As I was researching Louis Zamperini’s story for last week’s post, it reminded me of a story I heard more than 30 years ago. Depending on where and when you went to school, you’ve probably heard the story of Viktor Frankl as well. Here is a man whose life was going along pretty well. He was an internationally respected philosopher and psychotherapist, a published author and public lecturer. Then, one day in 1942, he was arrested by the nazi forces and deported to the Theresienstadt Ghetto, and two years later he and his family were sent to Auschwitz concentration camp.
In the nazi camps, Frankl was separated from his family, and forced to endure constant beatings, physical labor,
malnutrition, disease and having to watch while other prisoners were sent to the gas chambers. His incredible perseverance is summed up by a statement on the Frankl Institute website:
In the last camp he comes down with typhoid fever. To avoid fatal collapse during the nights he keeps himself awake by reconstructing his book manuscript on slips of paper stolen from the camp office.
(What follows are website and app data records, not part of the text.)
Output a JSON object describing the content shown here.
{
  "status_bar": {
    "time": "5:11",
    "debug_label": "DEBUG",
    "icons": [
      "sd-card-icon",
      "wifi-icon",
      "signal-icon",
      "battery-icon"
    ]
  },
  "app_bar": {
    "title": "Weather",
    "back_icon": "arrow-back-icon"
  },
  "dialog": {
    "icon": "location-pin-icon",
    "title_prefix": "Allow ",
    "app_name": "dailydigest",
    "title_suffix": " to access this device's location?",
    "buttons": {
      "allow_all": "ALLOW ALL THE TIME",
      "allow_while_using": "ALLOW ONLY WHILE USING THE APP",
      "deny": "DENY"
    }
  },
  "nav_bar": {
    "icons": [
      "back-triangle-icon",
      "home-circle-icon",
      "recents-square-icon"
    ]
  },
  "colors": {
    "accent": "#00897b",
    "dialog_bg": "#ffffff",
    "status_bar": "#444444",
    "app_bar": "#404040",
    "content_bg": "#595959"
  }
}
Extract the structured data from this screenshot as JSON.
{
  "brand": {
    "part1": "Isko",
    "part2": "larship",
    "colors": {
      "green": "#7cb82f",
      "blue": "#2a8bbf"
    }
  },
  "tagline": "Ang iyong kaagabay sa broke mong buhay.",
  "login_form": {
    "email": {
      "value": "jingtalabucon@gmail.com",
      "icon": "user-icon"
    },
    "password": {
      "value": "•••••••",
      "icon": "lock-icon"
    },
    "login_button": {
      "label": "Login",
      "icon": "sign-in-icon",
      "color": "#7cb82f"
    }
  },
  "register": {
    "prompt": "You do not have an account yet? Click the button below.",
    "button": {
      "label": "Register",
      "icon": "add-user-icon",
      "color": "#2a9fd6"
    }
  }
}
After he was freed from the camp by the U.S. Troops, Frankl went on to inspire millions of people with his story and his work “Man’s Search for Meaning” which sold more than nine million copies before his death in 1997 and at least another million since then. Combined with his many other books and lectures, Frankl has accumulated an exhausting list of observations regarding how and why people are able to overcome great adversity, and I recommend we all remember the one I believe to be most inspiring while we try to overcome the adversity in our own lives.
”Those who have a ‘why’ to live, can bear with almost any ‘how’.”
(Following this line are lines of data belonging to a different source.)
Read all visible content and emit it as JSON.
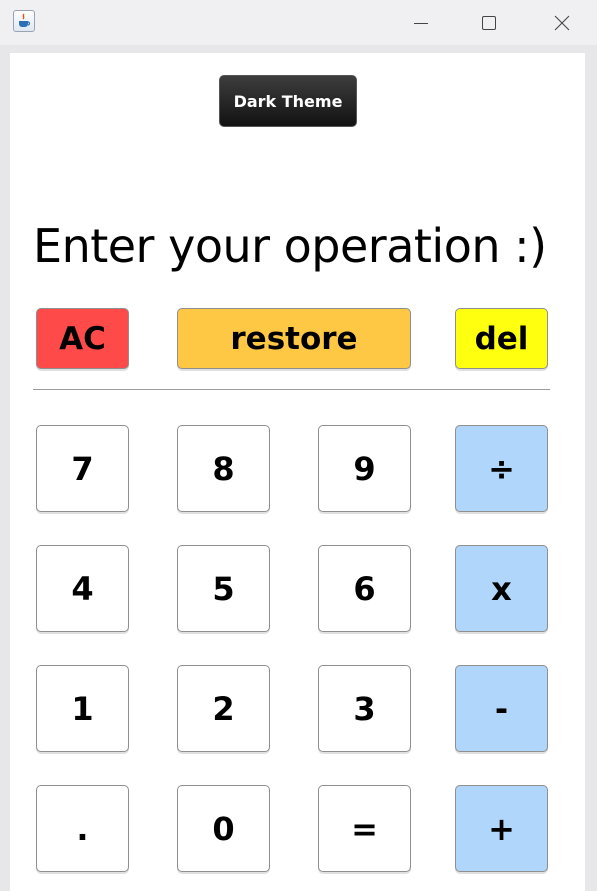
{
  "titlebar": {
    "app_icon": "java-coffee-cup-icon",
    "minimize_icon": "minimize-icon",
    "maximize_icon": "maximize-icon",
    "close_icon": "close-icon"
  },
  "theme_button": {
    "label": "Dark Theme"
  },
  "prompt": {
    "text": "Enter your operation :)"
  },
  "controls": {
    "ac": "AC",
    "restore": "restore",
    "del": "del"
  },
  "keypad": [
    [
      "7",
      "8",
      "9",
      "÷"
    ],
    [
      "4",
      "5",
      "6",
      "x"
    ],
    [
      "1",
      "2",
      "3",
      "-"
    ],
    [
      ".",
      "0",
      "=",
      "+"
    ]
  ],
  "colors": {
    "ac": "#ff4a4a",
    "restore": "#ffc844",
    "del": "#ffff10",
    "operator": "#b0d6fc",
    "theme_button": "#1e1e1e"
  }
}
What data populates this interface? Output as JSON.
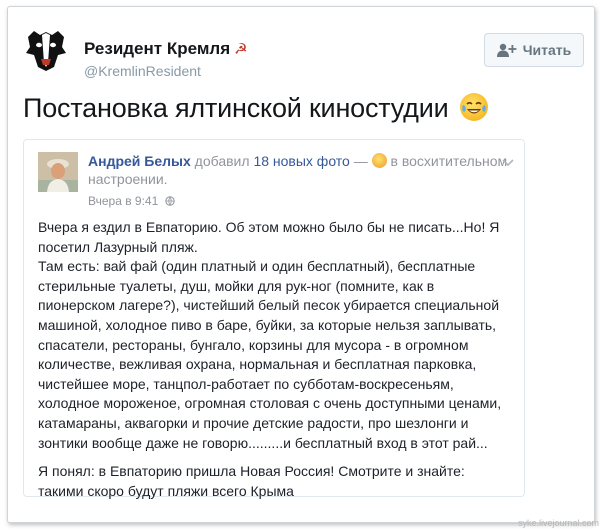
{
  "tweet": {
    "author_name": "Резидент Кремля",
    "author_symbol": "☭",
    "author_handle": "@KremlinResident",
    "follow_label": "Читать",
    "text": "Постановка ялтинской киностудии",
    "emoji_icon": "tears-of-joy-icon"
  },
  "facebook_post": {
    "poster_name": "Андрей Белых",
    "action_text": " добавил ",
    "photos_link": "18 новых фото",
    "dash": " — ",
    "feeling_text": " в восхитительном настроении.",
    "timestamp": "Вчера в 9:41",
    "paragraphs": [
      "Вчера я ездил в Евпаторию. Об этом можно было бы не писать...Но! Я посетил Лазурный пляж.",
      "Там есть: вай фай (один платный и один бесплатный), бесплатные стерильные туалеты, душ, мойки для рук-ног (помните, как в пионерском лагере?), чистейший белый песок убирается специальной машиной, холодное пиво в баре, буйки, за которые нельзя заплывать, спасатели, рестораны, бунгало, корзины для мусора - в огромном количестве, вежливая охрана, нормальная и бесплатная парковка, чистейшее море, танцпол-работает по субботам-воскресеньям, холодное мороженое, огромная столовая с очень доступными ценами, катамараны, аквагорки и прочие детские радости, про шезлонги и зонтики вообще даже не говорю.........и бесплатный вход в этот рай...",
      "Я понял: в Евпаторию пришла Новая Россия! Смотрите и знайте: такими скоро будут пляжи всего Крыма"
    ]
  },
  "watermark": "syke.livejournal.com"
}
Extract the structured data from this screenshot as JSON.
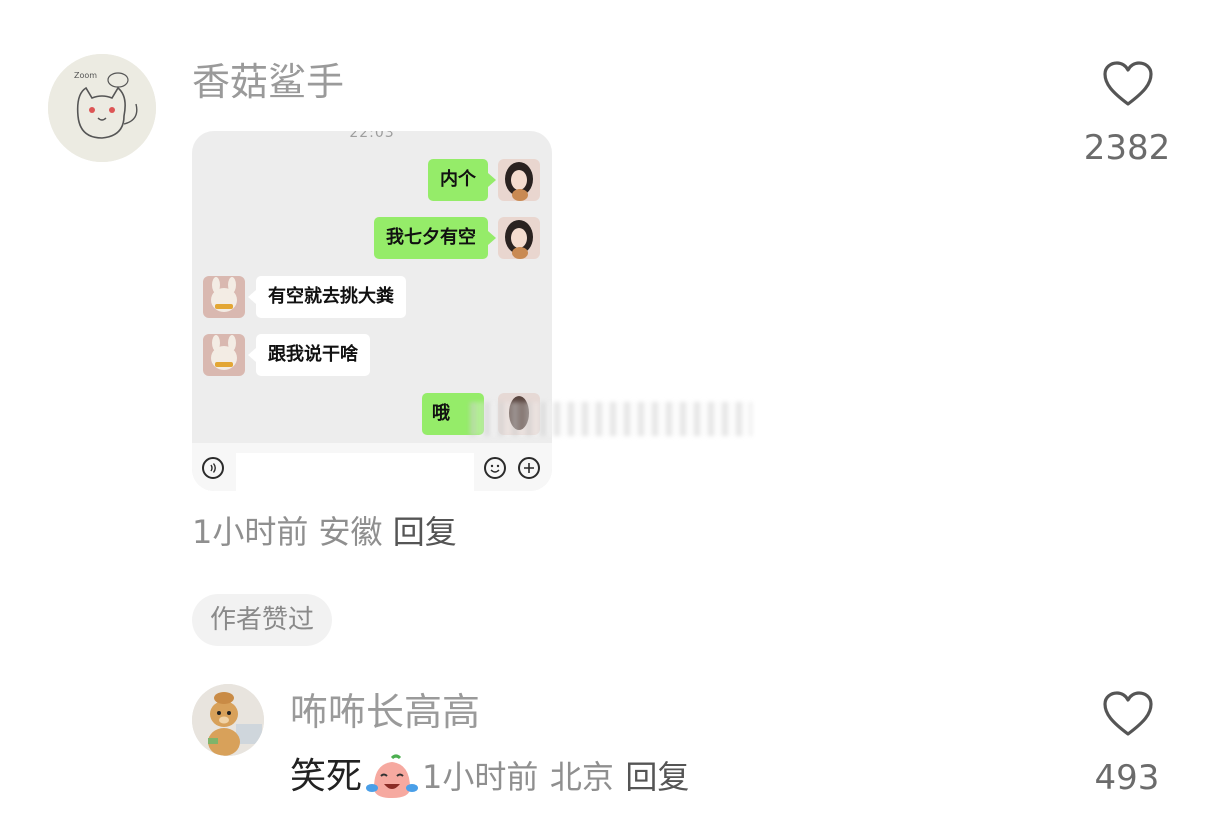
{
  "comments": [
    {
      "username": "香菇鲨手",
      "avatar_icon": "cat-doodle-avatar",
      "avatar_text": "Zoom",
      "like_count": "2382",
      "screenshot": {
        "time": "22:03",
        "messages": [
          {
            "side": "me",
            "text": "内个"
          },
          {
            "side": "me",
            "text": "我七夕有空"
          },
          {
            "side": "other",
            "text": "有空就去挑大粪"
          },
          {
            "side": "other",
            "text": "跟我说干啥"
          },
          {
            "side": "me",
            "text": "哦"
          }
        ]
      },
      "time": "1小时前",
      "location": "安徽",
      "reply_label": "回复",
      "badge": "作者赞过"
    },
    {
      "username": "咘咘长高高",
      "avatar_icon": "bear-photo-avatar",
      "text": "笑死",
      "emoji": "laughing-crying-emoji",
      "time": "1小时前",
      "location": "北京",
      "reply_label": "回复",
      "like_count": "493"
    }
  ],
  "colors": {
    "bubble_me": "#95ec69",
    "bubble_other": "#ffffff",
    "username": "#9a9a9a",
    "badge_bg": "#f2f2f2"
  }
}
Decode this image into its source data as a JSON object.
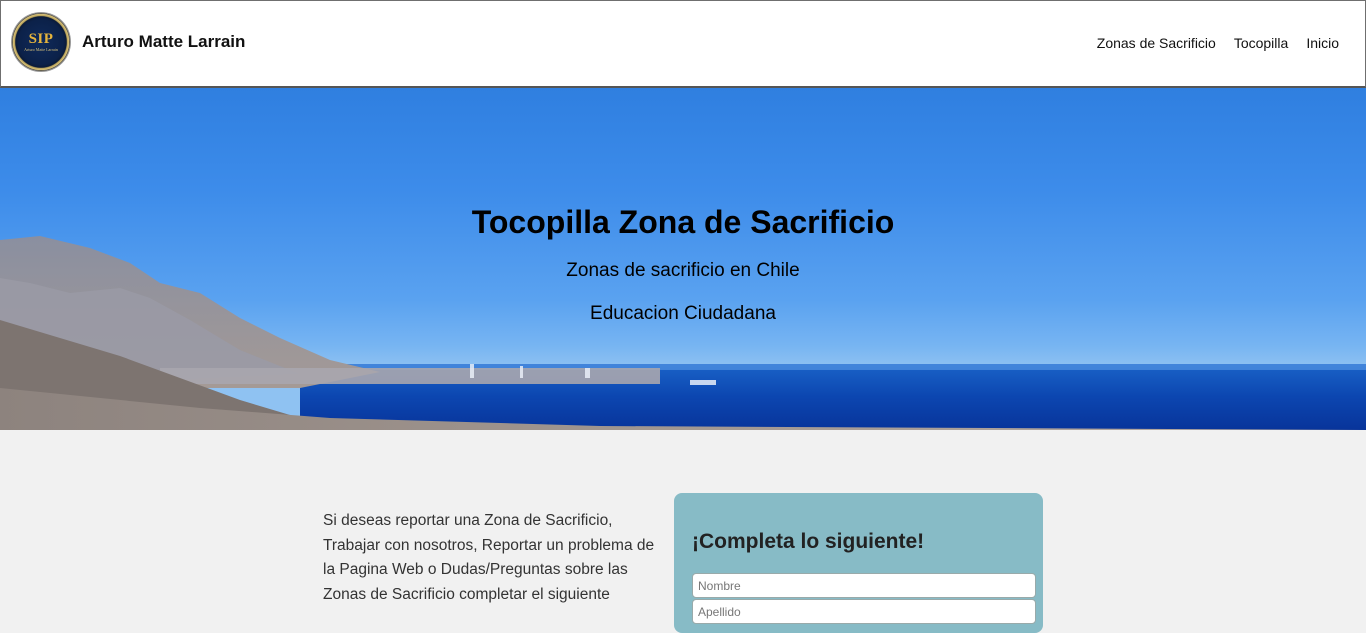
{
  "nav": {
    "logo": {
      "initials": "SIP",
      "subtitle": "Arturo Matte Larrain"
    },
    "brand": "Arturo Matte Larrain",
    "links": [
      "Zonas de Sacrificio",
      "Tocopilla",
      "Inicio"
    ]
  },
  "hero": {
    "title": "Tocopilla Zona de Sacrificio",
    "subtitle1": "Zonas de sacrificio en Chile",
    "subtitle2": "Educacion Ciudadana"
  },
  "intro": {
    "text": "Si deseas reportar una Zona de Sacrificio, Trabajar con nosotros, Reportar un problema de la Pagina Web o Dudas/Preguntas sobre las Zonas de Sacrificio completar el siguiente"
  },
  "form": {
    "title": "¡Completa lo siguiente!",
    "fields": [
      {
        "placeholder": "Nombre",
        "value": ""
      },
      {
        "placeholder": "Apellido",
        "value": ""
      }
    ]
  },
  "colors": {
    "form_card": "#87bbc6",
    "background": "#f1f1f1",
    "sky": "#3d8cea",
    "sea": "#0a3fa0"
  }
}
Viktor Frankl found that when a person had faith, hope and a reason to live, they could bear any adversity. I think that is important to keep in mind. Decide what your goal is and what your reward will be once you meet that goal. For many of you, the goal and reward will be very straight forward, but for others, it may be more abstract. For me, the goal was the end of the trial, and my biggest reward was the weight of uncertainty being lifted from my shoulders. It’s not always easy to stay focused on your goal or the reward but it is vitally important, because if you lose focus on what it is that you have to live for, the desire to give up can quickly become overwhelming. Frankl believed that when one was suffering, one needed hope to get through their darkest moments. Without hope there is no point in enduring the suffering.
I was most afraid of the uncertainty of my situation. I did not know what would happen to me or my family if I was convicted and sentenced to jail, or if I had to pay some outrageous fine that would bankrupt me. But even if the result was something I did not want, the fact that I would finally know what was in store and come up with a plan to deal with it was a great comfort to me. At many points in my trial, there was nothing I could do to control the outcome; all I could control was my outlook. Frankl also wrote, “Everything can be taken from a man but one thing: the last of the human freedoms—to choose one’s attitude in any given set of circumstances, to choose one’s own way.” So no matter what adversity you face, keep your goals in mind, stay focused on them with a positive mental attitude, and Never Give Up!
Todd Stuart Kaplan travels the world seeking innovation and investment opportunities. In his roll as education chair of Young Presidents Organization he has worked with groups of leaders large and small.